Two East County high schools recently held Poetry Out Loud events.

Antioch's Deer Valley had its seventh annual event, with Tah-Teonnah Hameen taking first place. The senior recited "The End of Science Fiction" by Lisel Mueller. Robert Dunn ("Cartoon Physics, Part 1" by Nick Flynn) took second, and Megan McConnell ("On the Death of Anne Bronte" by Charlotte Bronte) placed third.

Judges were Darwin Marable, aContra Costa Arts & Culture commissioner; Kati Short, Brentwood poet laureate; Marion Ferrante of Delta Wordweavers; Robin Moore, Contra Costa Poetry Out Loud coordinator; Kit Hein, retired librarian; and volunteer Jim Guinasso.

Tobey Kaplan from the California Poets in the Schools offered a day of coaching to the participants, while Deer Valley teacher Pandora Bethea was event coordinator and coach.

Although this was Hameen's first POL contest, Bethea said, "Her voice and articulation, the dramatic appropriateness of the recital, her physical presence and how she was able to internalize the poem ... made it understandable to the audience."

Brentwood's Independence High featured nine students, with Anastazia Tedford winning first place. Amata Abatcha came in second, and Katherine Buffum placed third. Other participants were Jesse Pickell, Taryn Chambers, Danielle Belus, Michael Pillow, Jonathan Ortiz and Chandler Lewis.

Judges were Liberty district assistant superintendent Gene Clare; Bob Sanchez, Antioch district director of student services; Charlene Souza, a Liberty retiree; and Alivia Logan, an Independence High grad. Robin Moore, the county Poetry Out Loud coordinator, also attended.

Independence teacher Susan Laird said she was very proud of each student and congratulated them for their "composure and courage to make such a difficult presentation in front of a large audience."

Hameen and Tedford moved to the next level Feb. 8 at Las Lomas High in Walnut Creek with other county winners, but they did not advance to the next level.

Poetry Out Loud is a National Recitation Contest conducted by the National Endowment for the Arts and the Poetry Foundation. The county winner moves on to the state competition.

'Peter Pan' on stage: Peter Pan will figuratively don a lovely shade of purple this weekend as Edna Hill Middle offers special performances for the area's Relay for Life. There will be two showings of its current "Peter Pan" offering at 2 and 7 p.m. Feb. 15 at the Brentwood school, 140 Birch St.

The "purple performance" is an annual tradition, with money benefitting cancer research.

"This will be the eighth year.
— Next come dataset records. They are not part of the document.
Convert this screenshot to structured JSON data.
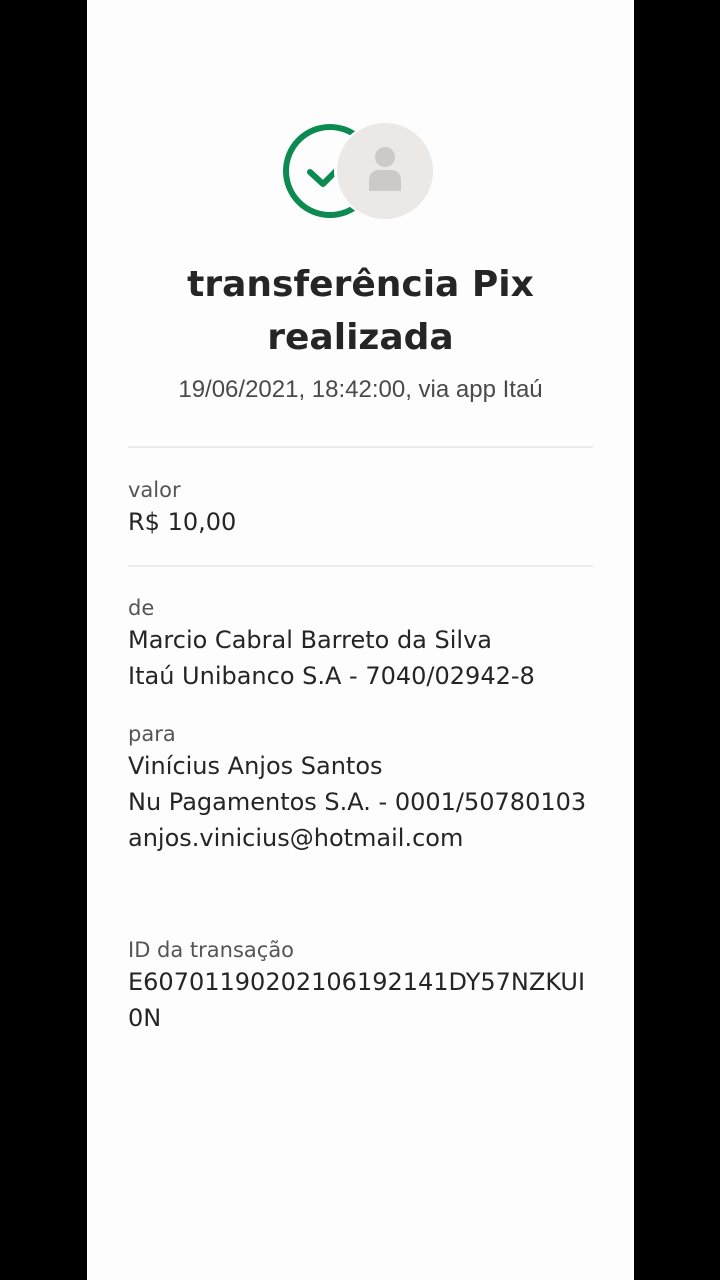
{
  "header": {
    "title_line1": "transferência Pix",
    "title_line2": "realizada",
    "subtitle": "19/06/2021,  18:42:00, via app Itaú"
  },
  "valor": {
    "label": "valor",
    "amount": "R$ 10,00"
  },
  "de": {
    "label": "de",
    "name": "Marcio Cabral Barreto da Silva",
    "bank": "Itaú Unibanco S.A - 7040/02942-8"
  },
  "para": {
    "label": "para",
    "name": "Vinícius Anjos Santos",
    "bank": "Nu Pagamentos S.A. - 0001/50780103",
    "email": "anjos.vinicius@hotmail.com"
  },
  "transacao": {
    "label": "ID da transação",
    "id": "E60701190202106192141DY57NZKUI0N"
  },
  "icons": {
    "success": "check-circle-icon",
    "avatar": "person-icon"
  },
  "colors": {
    "success": "#0c8a52",
    "avatar_bg": "#ebe8e6",
    "avatar_fg": "#cdc9c6"
  }
}
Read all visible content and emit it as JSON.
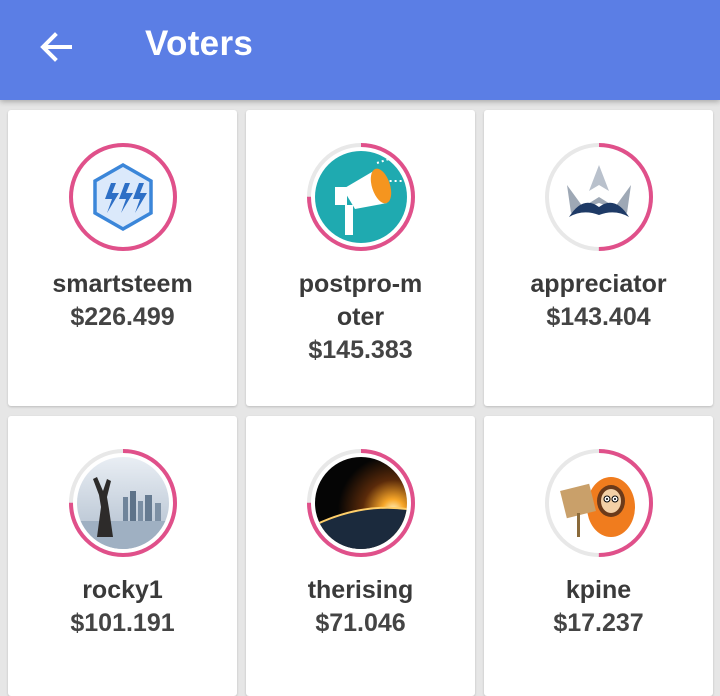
{
  "header": {
    "title": "Voters",
    "back_icon": "arrow-left-icon"
  },
  "colors": {
    "appbar": "#5b7ee5",
    "ring": "#e0508a",
    "ring_track": "#e8e8e8"
  },
  "voters": [
    {
      "name": "smartsteem",
      "value": "$226.499",
      "vote_fraction": 1.0,
      "avatar_icon": "smartsteem-lightning-hex-logo"
    },
    {
      "name": "postpro-moter",
      "value": "$145.383",
      "vote_fraction": 0.75,
      "avatar_icon": "megaphone-logo"
    },
    {
      "name": "appreciator",
      "value": "$143.404",
      "vote_fraction": 0.5,
      "avatar_icon": "crown-mountain-logo"
    },
    {
      "name": "rocky1",
      "value": "$101.191",
      "vote_fraction": 0.75,
      "avatar_icon": "rocky-city-photo"
    },
    {
      "name": "therising",
      "value": "$71.046",
      "vote_fraction": 0.75,
      "avatar_icon": "sunrise-planet-photo"
    },
    {
      "name": "kpine",
      "value": "$17.237",
      "vote_fraction": 0.5,
      "avatar_icon": "kenny-sign-cartoon"
    }
  ]
}
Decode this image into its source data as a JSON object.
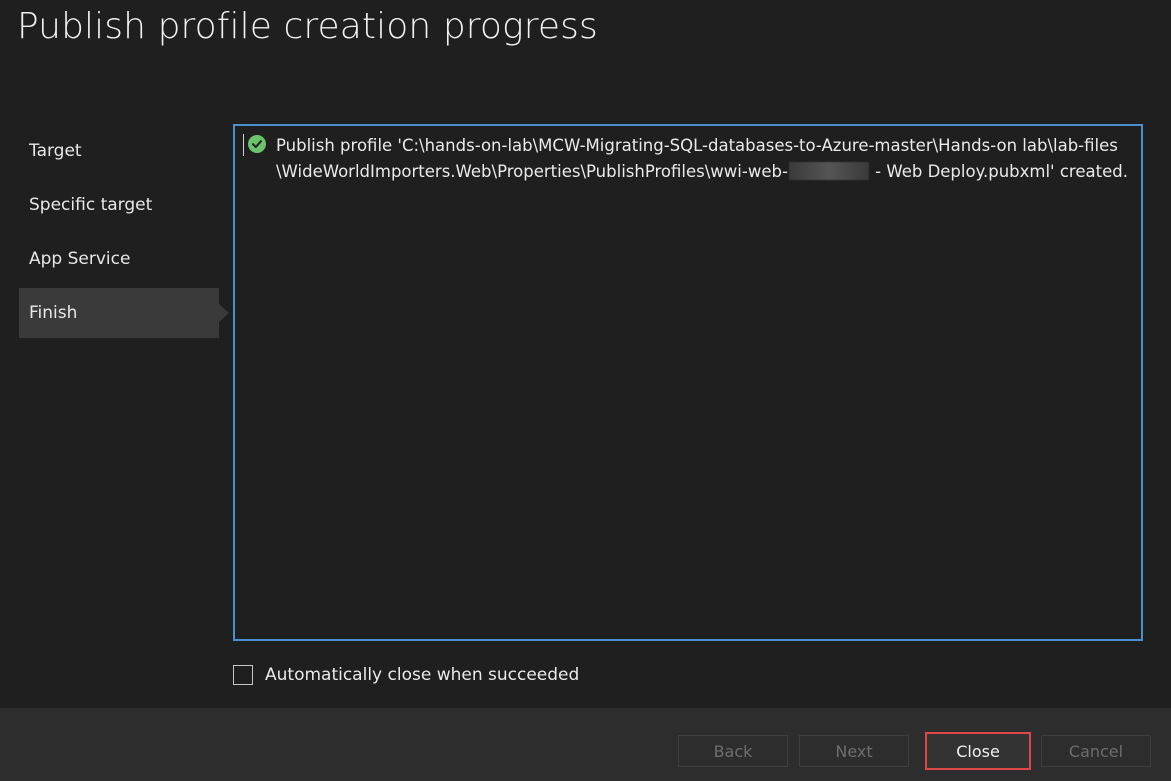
{
  "window": {
    "title": "Publish profile creation progress"
  },
  "steps": [
    {
      "label": "Target",
      "active": false
    },
    {
      "label": "Specific target",
      "active": false
    },
    {
      "label": "App Service",
      "active": false
    },
    {
      "label": "Finish",
      "active": true
    }
  ],
  "output": {
    "status_icon": "check-circle-icon",
    "status_color": "#6bc36b",
    "line1": "Publish profile 'C:\\hands-on-lab\\MCW-Migrating-SQL-databases-to-Azure-master\\Hands-on lab\\lab-files",
    "line2_prefix": "\\WideWorldImporters.Web\\Properties\\PublishProfiles\\wwi-web-",
    "line2_suffix": " - Web Deploy.pubxml' created."
  },
  "options": {
    "auto_close_label": "Automatically close when succeeded",
    "auto_close_checked": false
  },
  "footer": {
    "back_label": "Back",
    "next_label": "Next",
    "close_label": "Close",
    "cancel_label": "Cancel"
  },
  "colors": {
    "accent_border": "#4a8fd0",
    "highlight_border": "#e04848"
  }
}
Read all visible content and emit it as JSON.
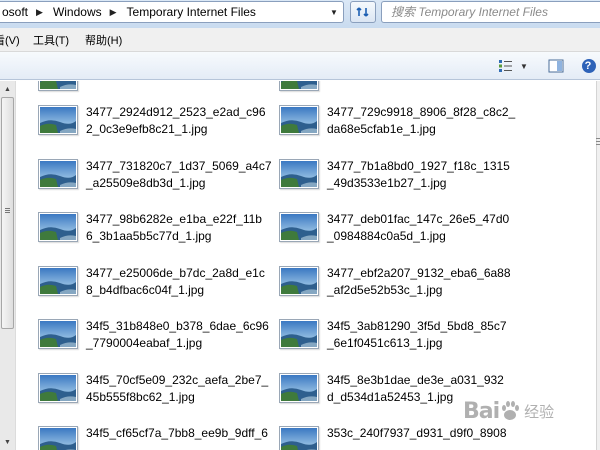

We have (donated about) $12,000," said director/teacher Bart Schneider. "The kids are amazing. They love to be in an extra show and know the main goal is to raise money." Tickets are $5. Call 925-513-6440 or email bschneider@brentwood.k12.ca.us

CENTER STAGE: Los Medanos College is one of four schools included in an invitational theater festival. Joining the Pittsburg community college are Boise State University, University of Colorado-Boulder and Western Washington University. The four were selected from 21 eligible productions from the region. Los Medanos was chosen for its "Fences" play.

The 46th annual Kennedy Center American College Theater Festival runs Feb. 18-22 at Boise State in Idaho. Featured keynote speakers include Idris Goodwin and Robert Mark Morgan, with Dramatists Guild guest Samuel D. Hunter. The event is sponsored by the Dramatists Guild of America, the Northwest Drama Conference and the United States Institute for Theater Technology (USITT).

The event, which includes 1,000 students and faculty, celebrates the excellence and achievement in theater in higher education, according to the news release. Visit www.kcactf.org.

If you have school news to share, contact Trine Gallegos at trineg@att.net. Note: Trine also does outreach for Antioch High.